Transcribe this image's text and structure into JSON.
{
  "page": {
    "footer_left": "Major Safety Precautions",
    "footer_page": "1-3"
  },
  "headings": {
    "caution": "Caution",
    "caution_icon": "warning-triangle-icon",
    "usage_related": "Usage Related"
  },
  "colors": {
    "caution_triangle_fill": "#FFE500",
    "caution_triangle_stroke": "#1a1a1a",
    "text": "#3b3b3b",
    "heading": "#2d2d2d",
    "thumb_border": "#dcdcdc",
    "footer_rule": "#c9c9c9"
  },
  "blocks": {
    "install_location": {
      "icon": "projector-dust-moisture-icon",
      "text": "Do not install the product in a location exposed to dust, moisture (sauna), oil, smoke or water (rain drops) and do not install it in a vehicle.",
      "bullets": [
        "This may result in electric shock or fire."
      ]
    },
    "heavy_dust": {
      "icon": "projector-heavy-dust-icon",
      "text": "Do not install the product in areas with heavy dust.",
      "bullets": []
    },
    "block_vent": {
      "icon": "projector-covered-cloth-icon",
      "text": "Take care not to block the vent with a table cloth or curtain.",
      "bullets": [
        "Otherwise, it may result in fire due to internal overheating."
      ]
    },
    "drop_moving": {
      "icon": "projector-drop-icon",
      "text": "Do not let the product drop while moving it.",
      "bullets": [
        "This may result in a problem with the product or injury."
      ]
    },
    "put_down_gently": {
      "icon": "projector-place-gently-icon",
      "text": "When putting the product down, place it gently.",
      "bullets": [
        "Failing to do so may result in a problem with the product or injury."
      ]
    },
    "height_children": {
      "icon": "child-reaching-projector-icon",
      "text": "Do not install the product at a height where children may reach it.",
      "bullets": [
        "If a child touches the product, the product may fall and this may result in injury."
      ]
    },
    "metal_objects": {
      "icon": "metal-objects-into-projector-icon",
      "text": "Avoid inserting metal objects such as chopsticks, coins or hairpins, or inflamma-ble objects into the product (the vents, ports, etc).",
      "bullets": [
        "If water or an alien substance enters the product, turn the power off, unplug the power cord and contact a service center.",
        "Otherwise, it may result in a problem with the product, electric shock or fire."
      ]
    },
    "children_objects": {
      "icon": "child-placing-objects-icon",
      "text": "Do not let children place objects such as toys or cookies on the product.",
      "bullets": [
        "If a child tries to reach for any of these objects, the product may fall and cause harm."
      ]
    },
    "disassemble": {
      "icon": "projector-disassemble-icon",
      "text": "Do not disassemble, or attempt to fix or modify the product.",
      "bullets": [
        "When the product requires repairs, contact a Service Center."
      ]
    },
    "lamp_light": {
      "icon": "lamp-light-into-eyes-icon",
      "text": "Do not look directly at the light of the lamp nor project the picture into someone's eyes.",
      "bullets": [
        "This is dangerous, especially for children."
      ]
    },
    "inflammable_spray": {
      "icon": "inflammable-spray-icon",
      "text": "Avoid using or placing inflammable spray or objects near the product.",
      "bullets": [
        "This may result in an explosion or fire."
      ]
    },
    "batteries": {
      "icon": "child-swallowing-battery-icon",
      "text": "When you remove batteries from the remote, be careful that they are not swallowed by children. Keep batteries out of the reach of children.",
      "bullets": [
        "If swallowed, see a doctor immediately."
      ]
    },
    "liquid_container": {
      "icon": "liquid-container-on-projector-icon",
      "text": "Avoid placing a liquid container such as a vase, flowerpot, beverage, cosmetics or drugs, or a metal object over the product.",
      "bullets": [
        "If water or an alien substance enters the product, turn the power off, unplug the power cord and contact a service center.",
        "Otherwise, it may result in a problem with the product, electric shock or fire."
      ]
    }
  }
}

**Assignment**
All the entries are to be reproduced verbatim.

**Final answer**
Transcribe this image's text and structure into JSON.
{
  "page": {
    "footer_left": "Major Safety Precautions",
    "footer_page": "1-3"
  },
  "headings": {
    "caution": "Caution",
    "caution_icon": "warning-triangle-icon",
    "usage_related": "Usage Related"
  },
  "colors": {
    "caution_triangle_fill": "#FFE500",
    "caution_triangle_stroke": "#1a1a1a",
    "text": "#3b3b3b",
    "heading": "#2d2d2d",
    "thumb_border": "#dcdcdc",
    "footer_rule": "#c9c9c9"
  },
  "blocks": {
    "install_location": {
      "icon": "projector-dust-moisture-icon",
      "text": "Do not install the product in a location exposed to dust, moisture (sauna), oil, smoke or water (rain drops) and do not install it in a vehicle.",
      "bullets": [
        "This may result in electric shock or fire."
      ]
    },
    "heavy_dust": {
      "icon": "projector-heavy-dust-icon",
      "text": "Do not install the product in areas with heavy dust.",
      "bullets": []
    },
    "block_vent": {
      "icon": "projector-covered-cloth-icon",
      "text": "Take care not to block the vent with a table cloth or curtain.",
      "bullets": [
        "Otherwise, it may result in fire due to internal overheating."
      ]
    },
    "drop_moving": {
      "icon": "projector-drop-icon",
      "text": "Do not let the product drop while moving it.",
      "bullets": [
        "This may result in a problem with the product or injury."
      ]
    },
    "put_down_gently": {
      "icon": "projector-place-gently-icon",
      "text": "When putting the product down, place it gently.",
      "bullets": [
        "Failing to do so may result in a problem with the product or injury."
      ]
    },
    "height_children": {
      "icon": "child-reaching-projector-icon",
      "text": "Do not install the product at a height where children may reach it.",
      "bullets": [
        "If a child touches the product, the product may fall and this may result in injury."
      ]
    },
    "metal_objects": {
      "icon": "metal-objects-into-projector-icon",
      "text": "Avoid inserting metal objects such as chopsticks, coins or hairpins, or inflamma-ble objects into the product (the vents, ports, etc).",
      "bullets": [
        "If water or an alien substance enters the product, turn the power off, unplug the power cord and contact a service center.",
        "Otherwise, it may result in a problem with the product, electric shock or fire."
      ]
    },
    "children_objects": {
      "icon": "child-placing-objects-icon",
      "text": "Do not let children place objects such as toys or cookies on the product.",
      "bullets": [
        "If a child tries to reach for any of these objects, the product may fall and cause harm."
      ]
    },
    "disassemble": {
      "icon": "projector-disassemble-icon",
      "text": "Do not disassemble, or attempt to fix or modify the product.",
      "bullets": [
        "When the product requires repairs, contact a Service Center."
      ]
    },
    "lamp_light": {
      "icon": "lamp-light-into-eyes-icon",
      "text": "Do not look directly at the light of the lamp nor project the picture into someone's eyes.",
      "bullets": [
        "This is dangerous, especially for children."
      ]
    },
    "inflammable_spray": {
      "icon": "inflammable-spray-icon",
      "text": "Avoid using or placing inflammable spray or objects near the product.",
      "bullets": [
        "This may result in an explosion or fire."
      ]
    },
    "batteries": {
      "icon": "child-swallowing-battery-icon",
      "text": "When you remove batteries from the remote, be careful that they are not swallowed by children. Keep batteries out of the reach of children.",
      "bullets": [
        "If swallowed, see a doctor immediately."
      ]
    },
    "liquid_container": {
      "icon": "liquid-container-on-projector-icon",
      "text": "Avoid placing a liquid container such as a vase, flowerpot, beverage, cosmetics or drugs, or a metal object over the product.",
      "bullets": [
        "If water or an alien substance enters the product, turn the power off, unplug the power cord and contact a service center.",
        "Otherwise, it may result in a problem with the product, electric shock or fire."
      ]
    }
  }
}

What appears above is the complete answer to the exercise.